Assignment: Reproduce all of the listing below without alteration.

Material to process:
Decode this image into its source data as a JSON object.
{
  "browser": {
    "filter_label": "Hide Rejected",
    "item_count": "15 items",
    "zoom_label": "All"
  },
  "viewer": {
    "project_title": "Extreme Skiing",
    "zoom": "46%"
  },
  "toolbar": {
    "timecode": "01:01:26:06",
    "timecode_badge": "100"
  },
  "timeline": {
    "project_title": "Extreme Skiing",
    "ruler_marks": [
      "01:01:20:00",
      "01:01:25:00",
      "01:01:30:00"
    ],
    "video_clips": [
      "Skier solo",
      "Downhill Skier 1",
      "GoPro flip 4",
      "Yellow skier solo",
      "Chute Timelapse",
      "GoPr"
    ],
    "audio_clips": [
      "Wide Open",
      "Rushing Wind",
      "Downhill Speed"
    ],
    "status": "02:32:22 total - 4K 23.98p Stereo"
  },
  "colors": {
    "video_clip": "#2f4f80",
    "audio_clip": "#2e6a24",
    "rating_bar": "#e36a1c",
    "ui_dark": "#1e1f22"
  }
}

Response to the exercise:
Decode this image into its source data as a JSON object.
{
  "browser": {
    "filter_label": "Hide Rejected",
    "item_count": "15 items",
    "zoom_label": "All"
  },
  "viewer": {
    "project_title": "Extreme Skiing",
    "zoom": "46%"
  },
  "toolbar": {
    "timecode": "01:01:26:06",
    "timecode_badge": "100"
  },
  "timeline": {
    "project_title": "Extreme Skiing",
    "ruler_marks": [
      "01:01:20:00",
      "01:01:25:00",
      "01:01:30:00"
    ],
    "video_clips": [
      "Skier solo",
      "Downhill Skier 1",
      "GoPro flip 4",
      "Yellow skier solo",
      "Chute Timelapse",
      "GoPr"
    ],
    "audio_clips": [
      "Wide Open",
      "Rushing Wind",
      "Downhill Speed"
    ],
    "status": "02:32:22 total - 4K 23.98p Stereo"
  },
  "colors": {
    "video_clip": "#2f4f80",
    "audio_clip": "#2e6a24",
    "rating_bar": "#e36a1c",
    "ui_dark": "#1e1f22"
  }
}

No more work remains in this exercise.